** Task prompt **
Gather each line containing the string "screenshot" from these entries.

** Component data from apps and pages **
____

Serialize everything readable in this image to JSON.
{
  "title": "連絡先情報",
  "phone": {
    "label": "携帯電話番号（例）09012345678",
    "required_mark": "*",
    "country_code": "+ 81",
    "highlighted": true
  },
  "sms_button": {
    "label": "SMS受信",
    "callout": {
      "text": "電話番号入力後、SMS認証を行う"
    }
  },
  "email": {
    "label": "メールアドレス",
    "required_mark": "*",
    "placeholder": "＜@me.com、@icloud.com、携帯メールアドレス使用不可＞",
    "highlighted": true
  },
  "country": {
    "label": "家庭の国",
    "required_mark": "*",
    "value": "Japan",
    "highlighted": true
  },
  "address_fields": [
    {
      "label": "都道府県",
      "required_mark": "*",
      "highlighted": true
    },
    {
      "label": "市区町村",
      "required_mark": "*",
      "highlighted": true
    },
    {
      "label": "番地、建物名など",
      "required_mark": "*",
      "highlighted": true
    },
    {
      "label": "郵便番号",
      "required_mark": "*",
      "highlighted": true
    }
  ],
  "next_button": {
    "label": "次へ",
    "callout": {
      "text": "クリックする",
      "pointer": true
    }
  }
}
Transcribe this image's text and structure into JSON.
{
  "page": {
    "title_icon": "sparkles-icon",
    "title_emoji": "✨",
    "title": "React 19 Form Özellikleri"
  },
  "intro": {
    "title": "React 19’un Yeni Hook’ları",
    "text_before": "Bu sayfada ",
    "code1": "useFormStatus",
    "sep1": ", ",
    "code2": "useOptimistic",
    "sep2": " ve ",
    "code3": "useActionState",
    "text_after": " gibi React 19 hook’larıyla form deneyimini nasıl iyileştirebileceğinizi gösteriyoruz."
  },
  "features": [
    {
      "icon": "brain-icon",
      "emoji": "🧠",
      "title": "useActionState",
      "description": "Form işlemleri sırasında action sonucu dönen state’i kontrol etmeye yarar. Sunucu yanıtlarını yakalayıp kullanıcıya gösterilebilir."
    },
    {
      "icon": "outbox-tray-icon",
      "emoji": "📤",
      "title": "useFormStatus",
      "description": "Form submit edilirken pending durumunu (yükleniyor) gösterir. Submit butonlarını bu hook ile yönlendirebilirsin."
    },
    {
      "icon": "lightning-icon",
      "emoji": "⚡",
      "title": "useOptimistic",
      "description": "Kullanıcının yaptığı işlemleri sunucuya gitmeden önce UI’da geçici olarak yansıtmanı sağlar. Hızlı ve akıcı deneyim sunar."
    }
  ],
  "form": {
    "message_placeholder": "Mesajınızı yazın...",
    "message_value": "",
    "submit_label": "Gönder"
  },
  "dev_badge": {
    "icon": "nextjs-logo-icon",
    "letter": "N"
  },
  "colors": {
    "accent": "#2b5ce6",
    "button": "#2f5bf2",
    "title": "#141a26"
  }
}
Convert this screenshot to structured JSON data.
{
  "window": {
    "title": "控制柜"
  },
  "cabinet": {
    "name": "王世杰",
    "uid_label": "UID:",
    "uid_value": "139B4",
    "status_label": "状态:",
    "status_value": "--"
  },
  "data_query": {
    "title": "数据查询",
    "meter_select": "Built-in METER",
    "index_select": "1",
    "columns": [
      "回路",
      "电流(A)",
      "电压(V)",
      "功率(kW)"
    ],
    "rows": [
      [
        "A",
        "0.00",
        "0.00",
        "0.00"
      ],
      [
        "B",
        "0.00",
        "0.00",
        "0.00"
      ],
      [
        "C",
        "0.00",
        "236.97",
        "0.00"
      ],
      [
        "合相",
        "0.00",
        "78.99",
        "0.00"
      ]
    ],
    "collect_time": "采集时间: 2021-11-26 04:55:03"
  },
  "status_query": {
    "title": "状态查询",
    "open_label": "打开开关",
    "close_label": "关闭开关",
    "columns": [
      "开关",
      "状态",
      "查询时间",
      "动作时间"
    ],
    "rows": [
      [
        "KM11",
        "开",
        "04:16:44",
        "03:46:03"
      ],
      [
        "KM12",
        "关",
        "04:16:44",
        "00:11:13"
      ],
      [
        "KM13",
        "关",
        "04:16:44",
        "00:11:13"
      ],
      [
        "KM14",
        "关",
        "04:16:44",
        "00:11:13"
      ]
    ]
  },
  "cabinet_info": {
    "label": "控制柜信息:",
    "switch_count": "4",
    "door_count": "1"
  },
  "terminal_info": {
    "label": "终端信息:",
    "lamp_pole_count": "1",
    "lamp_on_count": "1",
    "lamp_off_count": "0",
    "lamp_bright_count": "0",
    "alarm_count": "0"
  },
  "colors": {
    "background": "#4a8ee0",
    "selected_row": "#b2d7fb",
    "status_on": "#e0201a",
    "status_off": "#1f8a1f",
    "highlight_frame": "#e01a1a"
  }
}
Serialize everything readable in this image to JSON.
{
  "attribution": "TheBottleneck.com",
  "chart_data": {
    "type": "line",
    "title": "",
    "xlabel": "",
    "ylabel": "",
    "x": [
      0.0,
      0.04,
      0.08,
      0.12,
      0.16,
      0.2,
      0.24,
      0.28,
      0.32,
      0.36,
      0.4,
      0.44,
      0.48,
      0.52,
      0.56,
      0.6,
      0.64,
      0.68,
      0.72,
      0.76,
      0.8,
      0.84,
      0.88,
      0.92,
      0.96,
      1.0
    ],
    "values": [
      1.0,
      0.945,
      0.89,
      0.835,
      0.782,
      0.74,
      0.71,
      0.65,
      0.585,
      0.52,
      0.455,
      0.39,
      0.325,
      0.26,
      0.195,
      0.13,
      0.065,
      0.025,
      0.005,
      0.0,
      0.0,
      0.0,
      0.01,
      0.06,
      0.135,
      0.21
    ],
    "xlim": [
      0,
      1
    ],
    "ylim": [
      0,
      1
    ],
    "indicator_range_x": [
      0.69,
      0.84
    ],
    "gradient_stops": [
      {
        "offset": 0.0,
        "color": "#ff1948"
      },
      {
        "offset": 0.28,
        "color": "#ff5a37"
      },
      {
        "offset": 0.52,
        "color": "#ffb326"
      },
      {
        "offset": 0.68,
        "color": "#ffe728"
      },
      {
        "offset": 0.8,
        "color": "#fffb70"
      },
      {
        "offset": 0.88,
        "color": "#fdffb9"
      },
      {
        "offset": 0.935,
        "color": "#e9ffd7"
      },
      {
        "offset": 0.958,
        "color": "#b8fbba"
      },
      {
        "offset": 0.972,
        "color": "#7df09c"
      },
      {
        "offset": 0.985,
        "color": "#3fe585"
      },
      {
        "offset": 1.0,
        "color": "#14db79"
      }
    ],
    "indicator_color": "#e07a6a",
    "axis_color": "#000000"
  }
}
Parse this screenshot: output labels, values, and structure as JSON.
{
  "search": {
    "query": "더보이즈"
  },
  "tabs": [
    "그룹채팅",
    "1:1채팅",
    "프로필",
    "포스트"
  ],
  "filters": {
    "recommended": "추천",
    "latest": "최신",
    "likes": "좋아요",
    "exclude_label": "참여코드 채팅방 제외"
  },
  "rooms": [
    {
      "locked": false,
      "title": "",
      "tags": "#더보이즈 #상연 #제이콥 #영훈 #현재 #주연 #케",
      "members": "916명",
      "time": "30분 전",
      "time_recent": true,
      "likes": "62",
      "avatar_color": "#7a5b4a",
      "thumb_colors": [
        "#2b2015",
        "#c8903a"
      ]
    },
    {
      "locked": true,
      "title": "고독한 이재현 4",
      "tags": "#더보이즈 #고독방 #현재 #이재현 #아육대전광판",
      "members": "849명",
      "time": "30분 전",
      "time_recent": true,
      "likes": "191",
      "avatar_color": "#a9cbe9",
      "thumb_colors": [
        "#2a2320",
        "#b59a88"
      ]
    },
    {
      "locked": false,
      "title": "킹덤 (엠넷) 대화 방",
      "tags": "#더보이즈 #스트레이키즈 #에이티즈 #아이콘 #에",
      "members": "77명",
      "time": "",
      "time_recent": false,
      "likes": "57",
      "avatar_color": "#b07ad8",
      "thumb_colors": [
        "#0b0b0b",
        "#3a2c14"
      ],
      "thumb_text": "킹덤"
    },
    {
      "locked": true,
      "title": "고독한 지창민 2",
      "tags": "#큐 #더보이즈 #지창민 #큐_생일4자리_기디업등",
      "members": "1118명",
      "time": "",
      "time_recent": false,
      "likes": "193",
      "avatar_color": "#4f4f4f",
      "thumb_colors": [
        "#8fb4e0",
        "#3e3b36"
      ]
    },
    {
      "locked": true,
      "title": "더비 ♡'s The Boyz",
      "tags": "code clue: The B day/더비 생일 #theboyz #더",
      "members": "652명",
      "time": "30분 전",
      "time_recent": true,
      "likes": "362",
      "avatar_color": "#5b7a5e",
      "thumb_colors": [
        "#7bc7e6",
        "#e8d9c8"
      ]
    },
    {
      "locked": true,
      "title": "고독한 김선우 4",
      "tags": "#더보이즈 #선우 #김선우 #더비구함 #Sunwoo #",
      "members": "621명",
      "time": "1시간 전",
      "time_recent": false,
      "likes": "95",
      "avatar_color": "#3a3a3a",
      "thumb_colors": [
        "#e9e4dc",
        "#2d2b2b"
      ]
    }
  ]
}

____

** Written response **
Convert this screenshot to structured JSON data.
Parse this screenshot: output labels, values, and structure as JSON.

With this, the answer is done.